|Intended Audience:||Managers, Software Engineers, Systems Analysts, Marketers|
|Session Level:||Beginner, Intermediate, Advanced|
In the internationalization arena, Unicode has provided a lingua franca for communicating textual data. But there remain differences in the locale data used for a variety of tasks, such as formatting dates and times according to the conventions of different languages. Many of those differences are simply gratuitous; all within acceptable limits for human beings, but resulting in different results. In many other cases there are outright errors.
Whatever the cause, the differences can cause discrepancies to creep into heterogeneous systems, common among corporations and governments. This is especially serious in the case of collation (sort-order), where different collation causes not only ordering differences, but also different results of queries. That is, with a query of customers with names between "Arnold, James" and "Abbot, Cosmo", where different systems have different sort orders, very different lists will be returned.

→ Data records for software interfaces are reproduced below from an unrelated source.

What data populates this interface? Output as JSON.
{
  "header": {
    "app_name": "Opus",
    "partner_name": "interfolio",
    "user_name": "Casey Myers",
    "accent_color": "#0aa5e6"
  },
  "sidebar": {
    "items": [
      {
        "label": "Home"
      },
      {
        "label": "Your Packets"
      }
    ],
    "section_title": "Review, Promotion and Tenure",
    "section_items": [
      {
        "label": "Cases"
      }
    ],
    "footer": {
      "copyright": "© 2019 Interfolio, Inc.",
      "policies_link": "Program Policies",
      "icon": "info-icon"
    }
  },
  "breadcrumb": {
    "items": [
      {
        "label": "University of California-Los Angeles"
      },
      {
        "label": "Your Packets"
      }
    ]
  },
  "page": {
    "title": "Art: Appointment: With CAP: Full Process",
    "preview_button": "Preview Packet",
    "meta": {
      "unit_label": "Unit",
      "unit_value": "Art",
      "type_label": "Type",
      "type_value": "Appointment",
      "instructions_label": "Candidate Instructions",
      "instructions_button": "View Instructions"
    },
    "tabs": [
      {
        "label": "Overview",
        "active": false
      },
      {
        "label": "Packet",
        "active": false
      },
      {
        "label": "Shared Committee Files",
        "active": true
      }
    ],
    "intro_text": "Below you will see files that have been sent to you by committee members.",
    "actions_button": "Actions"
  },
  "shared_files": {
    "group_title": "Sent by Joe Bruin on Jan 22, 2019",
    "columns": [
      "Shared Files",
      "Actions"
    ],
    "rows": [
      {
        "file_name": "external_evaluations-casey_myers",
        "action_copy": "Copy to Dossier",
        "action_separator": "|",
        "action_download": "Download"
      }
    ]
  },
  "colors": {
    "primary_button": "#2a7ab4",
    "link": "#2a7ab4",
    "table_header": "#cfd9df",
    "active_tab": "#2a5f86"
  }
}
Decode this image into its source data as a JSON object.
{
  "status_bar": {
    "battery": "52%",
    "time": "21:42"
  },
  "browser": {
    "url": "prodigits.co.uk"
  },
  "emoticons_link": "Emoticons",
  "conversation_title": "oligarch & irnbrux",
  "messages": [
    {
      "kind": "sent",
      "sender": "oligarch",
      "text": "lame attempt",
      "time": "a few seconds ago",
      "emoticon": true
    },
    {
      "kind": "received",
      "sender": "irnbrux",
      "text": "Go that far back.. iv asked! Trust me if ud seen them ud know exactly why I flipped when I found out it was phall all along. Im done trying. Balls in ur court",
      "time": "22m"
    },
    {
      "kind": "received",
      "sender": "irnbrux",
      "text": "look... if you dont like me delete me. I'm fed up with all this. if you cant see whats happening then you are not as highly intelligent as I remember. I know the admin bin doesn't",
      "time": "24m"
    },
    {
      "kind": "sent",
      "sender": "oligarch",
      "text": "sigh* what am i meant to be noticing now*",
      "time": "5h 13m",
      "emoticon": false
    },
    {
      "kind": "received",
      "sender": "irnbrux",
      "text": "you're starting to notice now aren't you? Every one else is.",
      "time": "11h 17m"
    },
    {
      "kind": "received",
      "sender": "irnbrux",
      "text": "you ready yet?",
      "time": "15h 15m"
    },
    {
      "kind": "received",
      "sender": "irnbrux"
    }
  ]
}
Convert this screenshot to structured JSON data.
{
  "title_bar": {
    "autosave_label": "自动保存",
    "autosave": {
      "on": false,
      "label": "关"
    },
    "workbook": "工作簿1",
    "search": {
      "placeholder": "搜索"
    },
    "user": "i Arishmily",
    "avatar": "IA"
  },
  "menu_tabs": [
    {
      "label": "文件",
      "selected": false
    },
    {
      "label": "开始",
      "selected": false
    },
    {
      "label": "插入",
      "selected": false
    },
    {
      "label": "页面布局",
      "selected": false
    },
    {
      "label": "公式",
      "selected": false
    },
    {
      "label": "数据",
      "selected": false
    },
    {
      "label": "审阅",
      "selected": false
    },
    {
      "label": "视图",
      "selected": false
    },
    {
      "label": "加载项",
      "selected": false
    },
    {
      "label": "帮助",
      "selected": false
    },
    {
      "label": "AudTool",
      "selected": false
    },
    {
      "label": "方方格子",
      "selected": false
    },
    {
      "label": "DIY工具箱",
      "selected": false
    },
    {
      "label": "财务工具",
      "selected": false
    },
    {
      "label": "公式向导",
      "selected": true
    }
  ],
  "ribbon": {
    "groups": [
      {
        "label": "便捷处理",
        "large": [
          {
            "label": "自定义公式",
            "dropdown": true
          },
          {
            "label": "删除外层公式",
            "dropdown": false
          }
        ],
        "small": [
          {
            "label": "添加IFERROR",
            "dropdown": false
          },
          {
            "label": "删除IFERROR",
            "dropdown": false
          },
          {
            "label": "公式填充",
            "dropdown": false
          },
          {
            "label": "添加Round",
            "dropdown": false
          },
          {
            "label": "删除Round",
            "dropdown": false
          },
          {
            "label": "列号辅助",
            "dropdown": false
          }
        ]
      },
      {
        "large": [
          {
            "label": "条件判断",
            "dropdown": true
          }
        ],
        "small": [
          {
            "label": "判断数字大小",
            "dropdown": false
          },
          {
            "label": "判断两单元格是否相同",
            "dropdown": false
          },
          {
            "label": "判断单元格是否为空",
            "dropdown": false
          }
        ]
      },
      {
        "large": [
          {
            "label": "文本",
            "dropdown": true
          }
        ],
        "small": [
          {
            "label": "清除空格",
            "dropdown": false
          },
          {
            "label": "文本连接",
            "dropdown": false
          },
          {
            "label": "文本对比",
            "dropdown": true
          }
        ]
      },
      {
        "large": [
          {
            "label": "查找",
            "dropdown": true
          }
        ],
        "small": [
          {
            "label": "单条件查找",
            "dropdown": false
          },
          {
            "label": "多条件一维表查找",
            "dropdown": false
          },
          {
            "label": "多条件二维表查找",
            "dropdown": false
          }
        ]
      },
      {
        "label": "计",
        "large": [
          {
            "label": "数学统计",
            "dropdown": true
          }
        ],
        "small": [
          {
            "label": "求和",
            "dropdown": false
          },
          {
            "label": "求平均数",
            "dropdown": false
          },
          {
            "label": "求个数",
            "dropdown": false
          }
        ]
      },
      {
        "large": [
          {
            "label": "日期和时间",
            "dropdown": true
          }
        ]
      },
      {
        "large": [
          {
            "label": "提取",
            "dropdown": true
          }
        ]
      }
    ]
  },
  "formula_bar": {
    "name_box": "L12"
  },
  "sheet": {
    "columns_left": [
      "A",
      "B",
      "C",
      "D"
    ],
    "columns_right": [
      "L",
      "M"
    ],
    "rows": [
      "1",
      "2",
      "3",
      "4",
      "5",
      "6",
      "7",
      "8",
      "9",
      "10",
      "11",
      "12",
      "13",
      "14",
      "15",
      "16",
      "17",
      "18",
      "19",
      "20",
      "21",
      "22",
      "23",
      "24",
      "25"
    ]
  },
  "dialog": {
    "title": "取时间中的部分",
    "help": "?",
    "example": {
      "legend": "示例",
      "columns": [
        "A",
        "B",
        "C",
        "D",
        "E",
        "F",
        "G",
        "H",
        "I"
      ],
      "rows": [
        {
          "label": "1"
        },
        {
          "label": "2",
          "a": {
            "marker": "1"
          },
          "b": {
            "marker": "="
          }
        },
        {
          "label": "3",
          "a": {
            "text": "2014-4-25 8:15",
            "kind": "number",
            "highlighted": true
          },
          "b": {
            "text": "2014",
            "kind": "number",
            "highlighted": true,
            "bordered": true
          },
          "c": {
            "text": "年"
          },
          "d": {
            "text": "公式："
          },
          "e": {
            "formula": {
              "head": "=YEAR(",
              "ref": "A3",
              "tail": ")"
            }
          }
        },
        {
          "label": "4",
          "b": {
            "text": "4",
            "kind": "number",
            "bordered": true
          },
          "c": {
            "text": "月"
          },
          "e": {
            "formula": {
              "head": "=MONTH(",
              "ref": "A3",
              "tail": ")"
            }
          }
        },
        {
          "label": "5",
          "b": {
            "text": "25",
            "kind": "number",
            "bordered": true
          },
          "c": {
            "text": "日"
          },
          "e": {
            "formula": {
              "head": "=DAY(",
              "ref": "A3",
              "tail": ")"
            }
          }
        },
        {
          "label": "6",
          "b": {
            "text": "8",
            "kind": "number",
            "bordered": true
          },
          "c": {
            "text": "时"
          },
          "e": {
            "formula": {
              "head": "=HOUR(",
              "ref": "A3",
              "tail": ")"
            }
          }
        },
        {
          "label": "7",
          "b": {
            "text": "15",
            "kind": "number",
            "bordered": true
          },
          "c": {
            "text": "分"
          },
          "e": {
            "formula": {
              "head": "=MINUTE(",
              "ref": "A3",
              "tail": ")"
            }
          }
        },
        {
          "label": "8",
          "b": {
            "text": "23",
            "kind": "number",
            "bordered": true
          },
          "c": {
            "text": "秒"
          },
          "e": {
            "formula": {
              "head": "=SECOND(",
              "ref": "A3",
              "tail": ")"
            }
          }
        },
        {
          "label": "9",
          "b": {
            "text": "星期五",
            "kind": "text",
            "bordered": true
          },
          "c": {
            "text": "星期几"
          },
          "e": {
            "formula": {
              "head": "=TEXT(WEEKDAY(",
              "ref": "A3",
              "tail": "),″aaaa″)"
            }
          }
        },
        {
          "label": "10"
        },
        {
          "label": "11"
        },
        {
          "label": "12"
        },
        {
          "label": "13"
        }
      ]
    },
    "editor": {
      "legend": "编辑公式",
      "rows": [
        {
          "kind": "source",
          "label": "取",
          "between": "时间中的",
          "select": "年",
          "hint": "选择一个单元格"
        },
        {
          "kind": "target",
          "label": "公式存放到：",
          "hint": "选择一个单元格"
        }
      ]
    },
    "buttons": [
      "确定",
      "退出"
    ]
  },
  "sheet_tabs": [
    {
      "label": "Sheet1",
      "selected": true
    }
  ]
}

The Common Locale Data Repository is a project for the exchange of culturally sensitive (locale) information used in application and system development, and to gather, store, and make available data generated in that format. This paper describes the goals and features of the Common XML Locale Repository project with a summary of the latest changes in project up to this point, and gives an overview of the XML format for locale data exchange, the current status of the Repository, the comparison of existing data from different platforms, and the process of vetting data to produce a unified set of locale data.
Co-author of this paper is Steven Loomis of IBM Corporation.